■ ASSIGNED TASK
Word-for-word reproduction, images excluded: copy every entry below.

■ THE DATA

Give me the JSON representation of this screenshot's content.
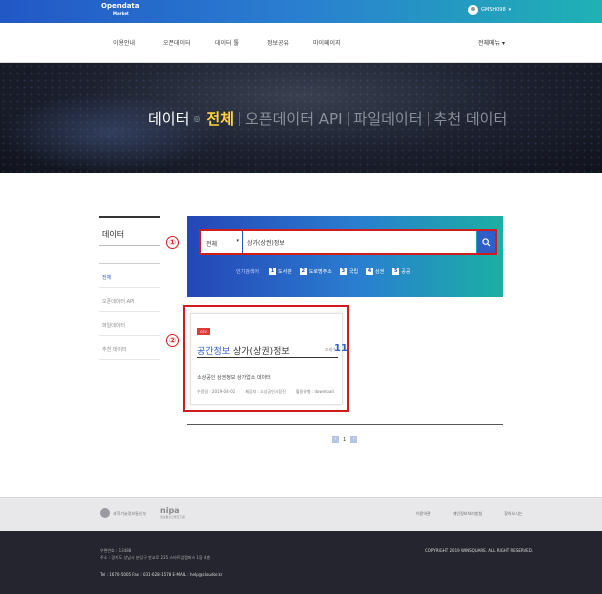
{
  "topbar": {
    "logo_line1": "Opendata",
    "logo_line2": "Market",
    "username": "GMSH098",
    "caret": "▾"
  },
  "nav": {
    "items": [
      "이용안내",
      "오픈데이터",
      "데이터 툴",
      "정보공유",
      "마이페이지"
    ],
    "all_menu": "전체메뉴 ▾"
  },
  "hero": {
    "root": "데이터",
    "circle": "◎",
    "active": "전체",
    "items": [
      "오픈데이터 API",
      "파일데이터",
      "추천 데이터"
    ]
  },
  "sidebar": {
    "title": "데이터",
    "items": [
      "전체",
      "오픈데이터 API",
      "파일데이터",
      "추천 데이터"
    ]
  },
  "search": {
    "select_value": "전체",
    "select_caret": "▾",
    "query": "상가(상권)정보",
    "popular_label": "인기검색어",
    "keywords": [
      {
        "num": "1",
        "text": "도서관"
      },
      {
        "num": "2",
        "text": "도로명주소"
      },
      {
        "num": "3",
        "text": "국립"
      },
      {
        "num": "4",
        "text": "상권"
      },
      {
        "num": "5",
        "text": "공공"
      }
    ]
  },
  "markers": {
    "one": "①",
    "two": "②"
  },
  "result": {
    "badge": "csv",
    "category": "공간정보",
    "title": "상가(상권)정보",
    "views_label": "조회수",
    "views": "11",
    "description": "소상공인 상권정보 상가업소 데이터",
    "modified": "수정일 : 2019-04-02",
    "provider": "제공처 : 소상공인시장진",
    "format": "활용유형 : download"
  },
  "pager": {
    "prev": "‹",
    "page": "1",
    "next": "›"
  },
  "footer": {
    "org": "과학기술정보통신부",
    "logo": "nipa",
    "logo_sub": "정보통신산업진흥원",
    "links": [
      "이용약관",
      "개인정보처리방침",
      "찾아오시는"
    ],
    "addr1": "우편번호 : 13488",
    "addr2": "주소 : 경기도 성남시 분당구 판교로 235 스타트업캠퍼스 1동 4층",
    "contact": "Tel : 1670-5005   Fax : 031-628-1578   E-MAIL : help@cloudor.kr",
    "copyright": "COPYRIGHT 2019 WINSQUARE. ALL RIGHT RESERVED."
  },
  "colors": {
    "accent": "#2f5fc6",
    "highlight_red": "#d01c1c",
    "hero_active": "#ffd340"
  }
}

■ ANSWER TO THE EXERCISE
Give me the JSON representation of this screenshot's content.
{
  "topbar": {
    "logo_line1": "Opendata",
    "logo_line2": "Market",
    "username": "GMSH098",
    "caret": "▾"
  },
  "nav": {
    "items": [
      "이용안내",
      "오픈데이터",
      "데이터 툴",
      "정보공유",
      "마이페이지"
    ],
    "all_menu": "전체메뉴 ▾"
  },
  "hero": {
    "root": "데이터",
    "circle": "◎",
    "active": "전체",
    "items": [
      "오픈데이터 API",
      "파일데이터",
      "추천 데이터"
    ]
  },
  "sidebar": {
    "title": "데이터",
    "items": [
      "전체",
      "오픈데이터 API",
      "파일데이터",
      "추천 데이터"
    ]
  },
  "search": {
    "select_value": "전체",
    "select_caret": "▾",
    "query": "상가(상권)정보",
    "popular_label": "인기검색어",
    "keywords": [
      {
        "num": "1",
        "text": "도서관"
      },
      {
        "num": "2",
        "text": "도로명주소"
      },
      {
        "num": "3",
        "text": "국립"
      },
      {
        "num": "4",
        "text": "상권"
      },
      {
        "num": "5",
        "text": "공공"
      }
    ]
  },
  "markers": {
    "one": "①",
    "two": "②"
  },
  "result": {
    "badge": "csv",
    "category": "공간정보",
    "title": "상가(상권)정보",
    "views_label": "조회수",
    "views": "11",
    "description": "소상공인 상권정보 상가업소 데이터",
    "modified": "수정일 : 2019-04-02",
    "provider": "제공처 : 소상공인시장진",
    "format": "활용유형 : download"
  },
  "pager": {
    "prev": "‹",
    "page": "1",
    "next": "›"
  },
  "footer": {
    "org": "과학기술정보통신부",
    "logo": "nipa",
    "logo_sub": "정보통신산업진흥원",
    "links": [
      "이용약관",
      "개인정보처리방침",
      "찾아오시는"
    ],
    "addr1": "우편번호 : 13488",
    "addr2": "주소 : 경기도 성남시 분당구 판교로 235 스타트업캠퍼스 1동 4층",
    "contact": "Tel : 1670-5005   Fax : 031-628-1578   E-MAIL : help@cloudor.kr",
    "copyright": "COPYRIGHT 2019 WINSQUARE. ALL RIGHT RESERVED."
  },
  "colors": {
    "accent": "#2f5fc6",
    "highlight_red": "#d01c1c",
    "hero_active": "#ffd340"
  }
}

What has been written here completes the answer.